12 count of ships belonging to the American navy was dispatched to the Black Sea in order to protect the economic interests in the Black Sea and vicinity. From the start of 1919, American businessmen started to arrive in Samsun with the support of the warships belonging to the American navy. In particular, there was an American warship at the Samsun port or offshore, and the purpose was to guard the Christians in the city, support the Pontus Sympathizer, and provide security for American companies and representatives.

At the start of the 20th century, Samsun was physically smaller compared to the first half of the Republic, however, it was the most important city in the Black Sea and the trade was developing step by step. After 1923, the political, social, cultural changes and improvements in Turkey affected Samsun closely and triggered the transition and transformation of the social and cultural life in Samsun.

View of Samsun from the Port

With the railroads being built, the port gained more importance and the need for a modern port increased. Due to the economic challenges during the first years of the Republic, the previous efforts made in order to bring Samsun a port worthy of its location and significance could not yield results. However, in the following years, the foundation for modern port facilities was laid in 1953, the construction of the breakwaters and docks were finished in 1960 and the port was opened to service, as a result of these efforts. Samsun came to be one of the prominent cities in Turkey with the triple support of the maritime line, highway, and railroad. The city was the stage of important developments during the 1970s with the Nitrogen and Copper factories built, the tobacco production, which continued from the past to the present, and the tobacco industry depending on this production. This economic buoyancy was crowned with the 2nd largest fair of Turkey and Samsun allowed a considerable number of immigrants by becoming an attraction for the neighboring provinces.

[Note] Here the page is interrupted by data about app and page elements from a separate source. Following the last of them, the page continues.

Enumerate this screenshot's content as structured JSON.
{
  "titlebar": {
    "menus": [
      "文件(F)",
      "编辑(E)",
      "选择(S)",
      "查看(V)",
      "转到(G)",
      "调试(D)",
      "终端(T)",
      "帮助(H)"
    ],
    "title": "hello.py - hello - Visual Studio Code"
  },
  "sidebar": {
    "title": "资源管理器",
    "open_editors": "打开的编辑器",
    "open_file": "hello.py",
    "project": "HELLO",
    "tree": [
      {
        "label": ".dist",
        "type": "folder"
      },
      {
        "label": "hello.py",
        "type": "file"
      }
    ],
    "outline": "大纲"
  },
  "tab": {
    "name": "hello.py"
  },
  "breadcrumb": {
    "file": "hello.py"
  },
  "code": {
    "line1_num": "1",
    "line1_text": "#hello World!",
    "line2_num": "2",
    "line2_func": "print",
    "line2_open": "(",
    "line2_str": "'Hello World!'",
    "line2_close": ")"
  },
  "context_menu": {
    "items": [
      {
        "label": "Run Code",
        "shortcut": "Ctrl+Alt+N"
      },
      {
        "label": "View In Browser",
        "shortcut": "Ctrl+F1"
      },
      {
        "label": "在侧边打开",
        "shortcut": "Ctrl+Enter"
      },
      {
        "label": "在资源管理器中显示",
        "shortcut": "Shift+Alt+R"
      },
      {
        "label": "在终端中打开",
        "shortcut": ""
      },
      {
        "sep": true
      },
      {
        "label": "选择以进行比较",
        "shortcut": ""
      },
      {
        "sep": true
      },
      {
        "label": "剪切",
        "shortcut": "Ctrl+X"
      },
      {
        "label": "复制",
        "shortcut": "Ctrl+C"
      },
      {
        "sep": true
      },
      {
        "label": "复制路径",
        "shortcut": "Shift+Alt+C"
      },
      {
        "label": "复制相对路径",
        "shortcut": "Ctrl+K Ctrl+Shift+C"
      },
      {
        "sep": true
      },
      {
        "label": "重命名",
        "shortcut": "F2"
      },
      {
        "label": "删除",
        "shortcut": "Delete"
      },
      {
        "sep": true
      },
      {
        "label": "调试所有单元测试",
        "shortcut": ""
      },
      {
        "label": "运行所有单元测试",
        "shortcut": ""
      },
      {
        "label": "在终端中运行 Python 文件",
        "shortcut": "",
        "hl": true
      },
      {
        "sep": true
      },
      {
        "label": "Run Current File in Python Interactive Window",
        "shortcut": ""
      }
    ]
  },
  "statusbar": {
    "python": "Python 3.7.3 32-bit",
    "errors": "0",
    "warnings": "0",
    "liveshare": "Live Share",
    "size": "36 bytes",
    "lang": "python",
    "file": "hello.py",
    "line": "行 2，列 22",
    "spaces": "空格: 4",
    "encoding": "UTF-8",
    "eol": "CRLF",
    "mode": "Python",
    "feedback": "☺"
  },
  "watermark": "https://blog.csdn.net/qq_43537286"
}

The process continued to the 1980s.

Samsun has become one of the cities that have the biggest potential for tourism in the Black Sea region with the maritime, airlines, railroad transportation opportunities in addition to the fact that it is the door to the Black Sea for the Central Anatolia and its natural, historical and cultures richness and has always kept its significance as the place where Mustafa Kemal Ataturk took the first step in order to start the war of independence on the 19th of May 1919.